How to complete this task
Search the records for the string "title", then copy each line that has it.

Excerpts from a dataset:
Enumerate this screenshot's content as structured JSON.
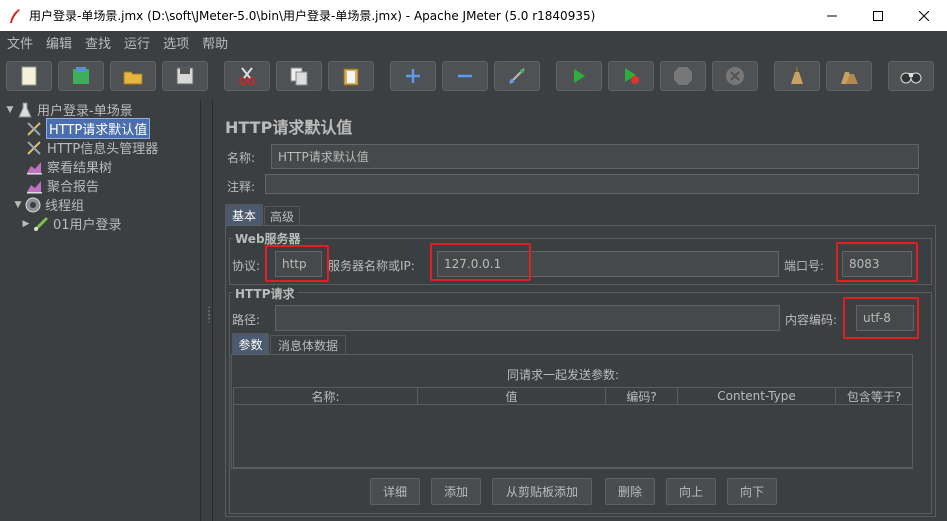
{
  "window": {
    "title": "用户登录-单场景.jmx (D:\\soft\\JMeter-5.0\\bin\\用户登录-单场景.jmx) - Apache JMeter (5.0 r1840935)"
  },
  "menu": [
    "文件",
    "编辑",
    "查找",
    "运行",
    "选项",
    "帮助"
  ],
  "toolbar": {
    "icons": [
      "new-icon",
      "templates-icon",
      "open-icon",
      "save-icon",
      "cut-icon",
      "copy-icon",
      "paste-icon",
      "expand-icon",
      "collapse-icon",
      "toggle-icon",
      "start-icon",
      "start-no-pause-icon",
      "stop-icon",
      "shutdown-icon",
      "clear-icon",
      "clear-all-icon",
      "search-icon"
    ]
  },
  "tree": {
    "root": "用户登录-单场景",
    "items": [
      {
        "label": "HTTP请求默认值",
        "icon": "config-icon"
      },
      {
        "label": "HTTP信息头管理器",
        "icon": "config-icon"
      },
      {
        "label": "察看结果树",
        "icon": "listener-icon"
      },
      {
        "label": "聚合报告",
        "icon": "listener-icon"
      },
      {
        "label": "线程组",
        "icon": "thread-group-icon"
      },
      {
        "label": "01用户登录",
        "icon": "sampler-icon"
      }
    ]
  },
  "panel": {
    "title": "HTTP请求默认值",
    "name_label": "名称:",
    "name_value": "HTTP请求默认值",
    "comment_label": "注释:",
    "comment_value": "",
    "tabs": [
      "基本",
      "高级"
    ],
    "web_server": {
      "title": "Web服务器",
      "protocol_label": "协议:",
      "protocol_value": "http",
      "server_label": "服务器名称或IP:",
      "server_value": "127.0.0.1",
      "port_label": "端口号:",
      "port_value": "8083"
    },
    "http_request": {
      "title": "HTTP请求",
      "path_label": "路径:",
      "path_value": "",
      "encoding_label": "内容编码:",
      "encoding_value": "utf-8"
    },
    "sub_tabs": [
      "参数",
      "消息体数据"
    ],
    "params_caption": "同请求一起发送参数:",
    "columns": [
      "名称:",
      "值",
      "编码?",
      "Content-Type",
      "包含等于?"
    ],
    "buttons": [
      "详细",
      "添加",
      "从剪贴板添加",
      "删除",
      "向上",
      "向下"
    ]
  },
  "colors": {
    "background": "#3c3f41",
    "selection": "#4b6eaf",
    "highlight": "#e02020"
  }
}
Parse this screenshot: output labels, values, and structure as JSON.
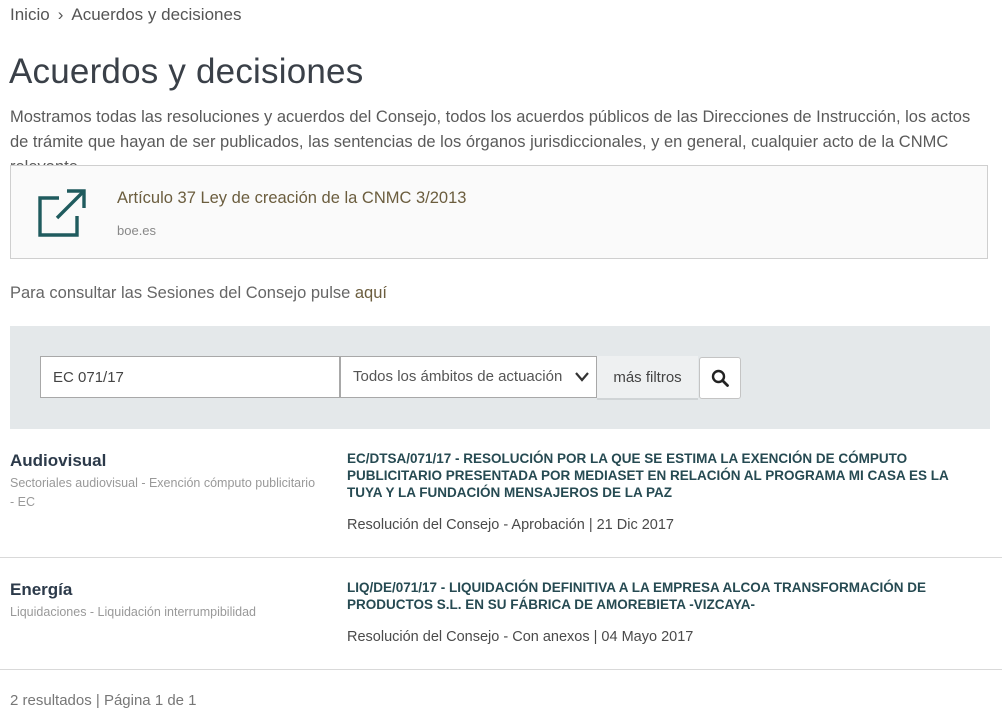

Written response
    "title": "用户登录-单场景.jmx (D:\\soft\\JMeter-5.0\\bin\\用户登录-单场景.jmx) - Apache JMeter (5.0 r1840935)"
    "title": "HTTP请求默认值",
      "title": "Web服务器",
      "title": "HTTP请求",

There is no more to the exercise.